[Information supplied]
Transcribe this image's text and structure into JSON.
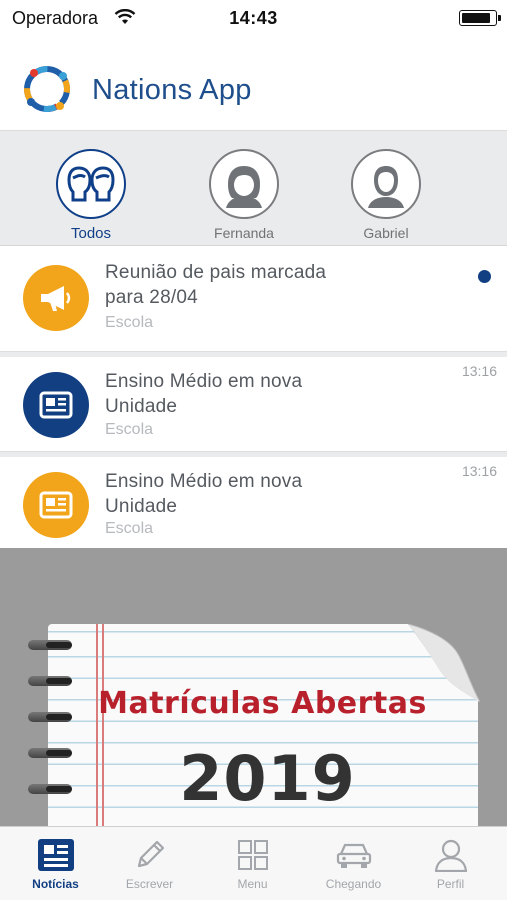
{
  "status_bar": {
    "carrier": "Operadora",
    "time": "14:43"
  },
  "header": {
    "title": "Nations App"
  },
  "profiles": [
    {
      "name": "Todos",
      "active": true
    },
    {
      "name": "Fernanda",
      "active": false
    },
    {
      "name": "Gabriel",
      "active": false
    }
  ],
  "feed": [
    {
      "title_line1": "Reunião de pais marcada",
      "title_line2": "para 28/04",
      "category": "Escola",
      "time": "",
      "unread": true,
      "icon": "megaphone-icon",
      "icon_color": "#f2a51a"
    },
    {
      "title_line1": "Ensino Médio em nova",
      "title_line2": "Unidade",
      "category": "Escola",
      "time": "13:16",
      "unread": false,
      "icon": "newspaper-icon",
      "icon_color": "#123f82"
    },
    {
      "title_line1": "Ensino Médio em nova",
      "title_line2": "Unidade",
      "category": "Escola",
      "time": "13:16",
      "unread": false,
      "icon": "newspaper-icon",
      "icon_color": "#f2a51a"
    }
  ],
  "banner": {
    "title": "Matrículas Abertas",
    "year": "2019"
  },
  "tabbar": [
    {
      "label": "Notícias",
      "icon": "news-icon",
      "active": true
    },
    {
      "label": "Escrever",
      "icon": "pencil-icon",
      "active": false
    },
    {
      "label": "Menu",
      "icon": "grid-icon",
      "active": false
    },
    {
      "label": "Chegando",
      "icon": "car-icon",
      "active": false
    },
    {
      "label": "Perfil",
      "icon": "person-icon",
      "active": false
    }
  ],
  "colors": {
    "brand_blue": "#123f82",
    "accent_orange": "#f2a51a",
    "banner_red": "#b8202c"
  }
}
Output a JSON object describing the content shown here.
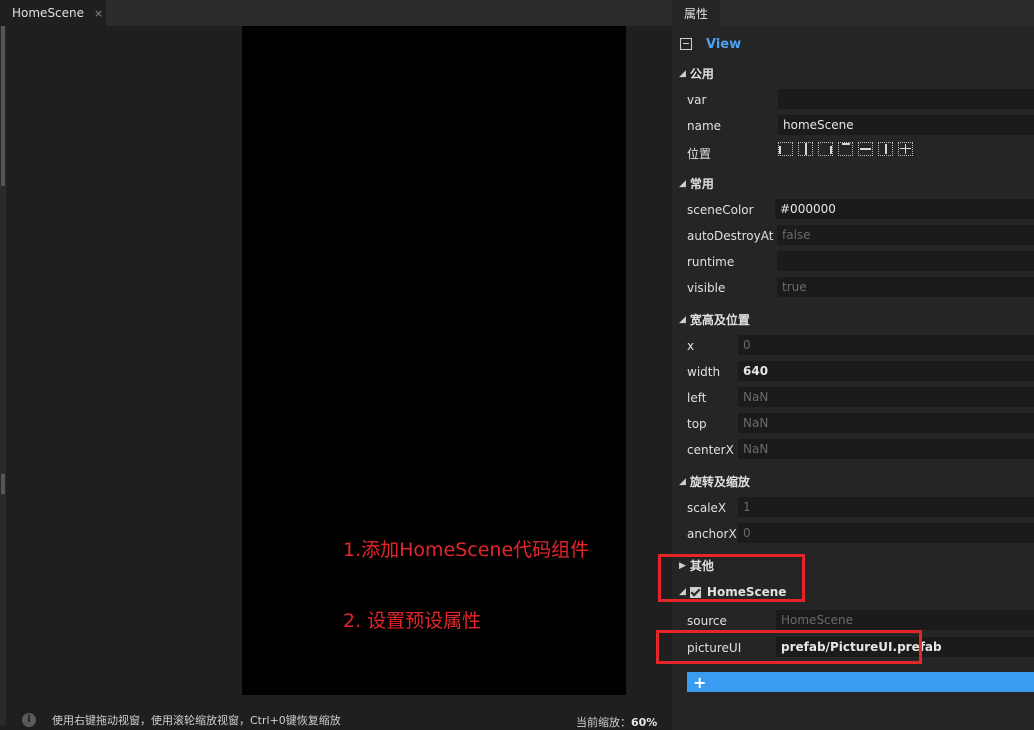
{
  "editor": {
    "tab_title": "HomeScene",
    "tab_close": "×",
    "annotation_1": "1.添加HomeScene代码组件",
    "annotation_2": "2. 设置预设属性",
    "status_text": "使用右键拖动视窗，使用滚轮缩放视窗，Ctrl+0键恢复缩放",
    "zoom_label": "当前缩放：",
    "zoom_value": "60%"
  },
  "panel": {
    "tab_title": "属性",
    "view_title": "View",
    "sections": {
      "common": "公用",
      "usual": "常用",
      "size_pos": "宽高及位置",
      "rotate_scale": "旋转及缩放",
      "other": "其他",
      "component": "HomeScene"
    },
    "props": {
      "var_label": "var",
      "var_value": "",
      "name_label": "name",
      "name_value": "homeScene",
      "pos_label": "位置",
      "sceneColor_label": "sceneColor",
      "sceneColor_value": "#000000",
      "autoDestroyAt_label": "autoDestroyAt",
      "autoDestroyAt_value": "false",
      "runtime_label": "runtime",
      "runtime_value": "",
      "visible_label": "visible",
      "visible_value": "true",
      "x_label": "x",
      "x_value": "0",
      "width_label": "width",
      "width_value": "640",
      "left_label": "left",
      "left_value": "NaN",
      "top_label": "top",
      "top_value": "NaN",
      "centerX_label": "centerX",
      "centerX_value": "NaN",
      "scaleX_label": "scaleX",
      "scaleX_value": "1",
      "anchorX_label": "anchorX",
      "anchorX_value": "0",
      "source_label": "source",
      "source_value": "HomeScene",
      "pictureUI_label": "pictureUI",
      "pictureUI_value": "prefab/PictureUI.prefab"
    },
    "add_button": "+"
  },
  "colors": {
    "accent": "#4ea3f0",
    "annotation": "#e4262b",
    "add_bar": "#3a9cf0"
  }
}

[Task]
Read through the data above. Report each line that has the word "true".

[Expected answer]
      "active": true
      "unread": true,
      "active": true
      "visible_value": "true",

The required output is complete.